Ever Been in Love? Almost, Maine is the Play for You!
There is nothing ‘almost’ about Almost, Maine. It is a thoroughly engaging and entertaining romantic comedy about the quest for enduring love – which, after all, is just about everyone’s ‘main’ pursuit at one time or another.
Now on stage at TheatreWorks in New Milford, the two-act play presents eight superb actors who portray 19 characters in nine simple, yet compelling vignettes, each examining a facet of the timeless struggle to express, receive and accept true love. If you think the angst of intense love is reserved only for teenagers, this play will happily show you otherwise.
The setting is a cold, Friday evening in winter, in a rural town called Almost, Maine. The town is so named because the residents just haven’t gotten around to actually organizing as a town. And it is an absolutely ideal metaphor that underscores the reluctance of the characters to take the giant step and express their affection -- along with the immense risk that comes from either acting or not acting on their romantic impulses.
Also key to the play’s success is its reliance on the general stereotypical view of rural Americans as somewhat inarticulate. It works here because there may be no time other time in our life when expressing our true feelings is so universally difficult.
The play is exceedingly fast-paced, with crisply defined characters dealing with painful choices and realistic and attention-grabbing dialog. The staging and lighting is simple yet elegant and serves to focus attention on the various actors – all of whom are accomplished and give the play vibrancy and believability.
Two notable younger performers are Kelly McMurray and David Martin, who play five roles between them. Both attended the Canterbury School in New Milford and possess a slew of acting credentials. David plays both an overly logical character who seems unable to love because he is also unable to feel pain and later a gay character who is coming to grips with his just-discovered gayness. The scene where he and his lover are ‘falling’ in love is priceless. Kelly brings intensity to her roles, which helps to make palpable the frustration that can come when love is going awry.
Michael Ritts is an accomplished performer and well cast in his two roles where his ability to portray characters with a world-weary, get to the point demeanor just seems to make it all look easy.
Adrienne Mara Brown and Michael Wright team up in a very poignant vignette that centers on the dilemma that virtually who are in love face at one time or another -- the slow erosion of thoughtfulness that, if left unchecked, will eventually rob a relationship of passion. In another scene, Adrienne portrays a tomboyish character who breaks out of her self-imposed limits to discover her femininity.

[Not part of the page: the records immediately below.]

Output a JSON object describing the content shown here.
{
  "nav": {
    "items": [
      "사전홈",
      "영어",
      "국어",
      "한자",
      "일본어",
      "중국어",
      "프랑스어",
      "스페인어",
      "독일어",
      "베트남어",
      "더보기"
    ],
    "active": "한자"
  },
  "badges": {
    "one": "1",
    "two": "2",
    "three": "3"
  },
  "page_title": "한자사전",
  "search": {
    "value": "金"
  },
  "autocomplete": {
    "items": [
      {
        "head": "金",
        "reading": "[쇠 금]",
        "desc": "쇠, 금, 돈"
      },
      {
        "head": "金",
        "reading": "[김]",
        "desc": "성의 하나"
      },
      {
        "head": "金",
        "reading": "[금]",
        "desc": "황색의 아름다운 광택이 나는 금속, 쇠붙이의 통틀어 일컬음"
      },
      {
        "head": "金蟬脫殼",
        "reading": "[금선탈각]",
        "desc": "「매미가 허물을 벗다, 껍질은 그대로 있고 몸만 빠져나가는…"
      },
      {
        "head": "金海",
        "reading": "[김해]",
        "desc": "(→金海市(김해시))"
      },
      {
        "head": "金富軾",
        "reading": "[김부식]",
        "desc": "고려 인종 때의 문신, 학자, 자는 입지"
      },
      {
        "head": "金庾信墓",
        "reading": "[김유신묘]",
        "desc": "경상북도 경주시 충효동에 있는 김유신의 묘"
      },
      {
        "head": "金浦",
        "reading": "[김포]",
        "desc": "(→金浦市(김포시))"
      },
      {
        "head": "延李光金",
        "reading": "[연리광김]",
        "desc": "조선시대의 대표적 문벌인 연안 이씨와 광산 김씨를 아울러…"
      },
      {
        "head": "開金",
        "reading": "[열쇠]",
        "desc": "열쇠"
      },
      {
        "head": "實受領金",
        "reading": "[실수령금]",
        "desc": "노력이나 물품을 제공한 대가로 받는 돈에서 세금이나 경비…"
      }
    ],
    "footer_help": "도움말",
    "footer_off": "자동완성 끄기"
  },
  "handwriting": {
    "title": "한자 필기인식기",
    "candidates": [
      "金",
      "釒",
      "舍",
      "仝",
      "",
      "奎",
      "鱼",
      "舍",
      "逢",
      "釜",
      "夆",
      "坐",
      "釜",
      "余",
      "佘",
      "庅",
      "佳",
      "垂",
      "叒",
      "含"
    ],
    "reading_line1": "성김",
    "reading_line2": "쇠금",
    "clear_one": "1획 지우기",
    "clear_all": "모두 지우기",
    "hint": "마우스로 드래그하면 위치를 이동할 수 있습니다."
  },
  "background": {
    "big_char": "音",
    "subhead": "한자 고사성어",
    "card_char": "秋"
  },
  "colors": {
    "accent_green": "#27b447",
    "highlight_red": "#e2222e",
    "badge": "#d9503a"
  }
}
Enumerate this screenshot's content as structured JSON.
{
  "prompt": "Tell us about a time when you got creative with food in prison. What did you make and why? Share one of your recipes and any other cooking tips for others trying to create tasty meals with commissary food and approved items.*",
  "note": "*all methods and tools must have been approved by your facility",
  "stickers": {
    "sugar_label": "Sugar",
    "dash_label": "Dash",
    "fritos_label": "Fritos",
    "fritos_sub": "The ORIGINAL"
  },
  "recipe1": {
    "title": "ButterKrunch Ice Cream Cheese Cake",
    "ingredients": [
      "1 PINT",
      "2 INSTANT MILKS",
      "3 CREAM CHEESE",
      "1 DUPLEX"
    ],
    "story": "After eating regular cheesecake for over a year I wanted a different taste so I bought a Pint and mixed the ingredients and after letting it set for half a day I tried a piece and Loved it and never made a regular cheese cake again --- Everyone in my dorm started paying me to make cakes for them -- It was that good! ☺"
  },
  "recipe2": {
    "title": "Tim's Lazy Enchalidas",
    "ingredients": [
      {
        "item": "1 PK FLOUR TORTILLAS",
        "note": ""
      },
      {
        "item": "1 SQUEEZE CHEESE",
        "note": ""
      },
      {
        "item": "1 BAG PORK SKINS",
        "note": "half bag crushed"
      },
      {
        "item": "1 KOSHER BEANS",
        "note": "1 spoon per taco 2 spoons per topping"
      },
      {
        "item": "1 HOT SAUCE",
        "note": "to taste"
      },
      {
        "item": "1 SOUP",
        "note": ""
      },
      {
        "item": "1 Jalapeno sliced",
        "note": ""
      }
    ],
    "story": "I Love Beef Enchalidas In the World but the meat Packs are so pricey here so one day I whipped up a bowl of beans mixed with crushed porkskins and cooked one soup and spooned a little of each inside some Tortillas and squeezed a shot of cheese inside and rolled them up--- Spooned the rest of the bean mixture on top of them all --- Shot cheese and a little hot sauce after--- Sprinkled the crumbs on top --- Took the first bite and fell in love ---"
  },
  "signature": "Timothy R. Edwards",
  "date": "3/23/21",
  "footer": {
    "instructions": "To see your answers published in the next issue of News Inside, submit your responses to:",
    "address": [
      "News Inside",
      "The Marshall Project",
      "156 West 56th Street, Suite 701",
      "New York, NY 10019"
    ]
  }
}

Robin Maitland is superb in her two roles, the first a flower-child sort of character who simply camps out on the front lawn of a resident to witness the spectacle of the Northern Lights, and later as a successful career woman who returns after many years, having long regretted not responding to an offer of marriage.
Christopher Smith does an admirable job playing a simple sort of character reminiscent of Darrell, or his other brother Darrell, in the Bob Newhart Show, along with his other two roles, a gay man who has unwittingly fallen in love with his best friend, and a kind-hearted soul who gently lights a spark in Adrienne and opens a world of passion to her.
Stacey-Lee Erickson very effectively portrays a young lady who has found her true love, and tries to walk a fine line in acknowledging a previous relationship while let her would-be suitor know that it is over. She is even more powerful in her second role where she tries to end a relationship because she has been keeping track and has given far, far more than she has received in return.
There is something for everyone in this play and it would be perfect to stage on Valentine’s Day. Fortunately, you don’t have to wait that long. You can see it as soon as this weekend.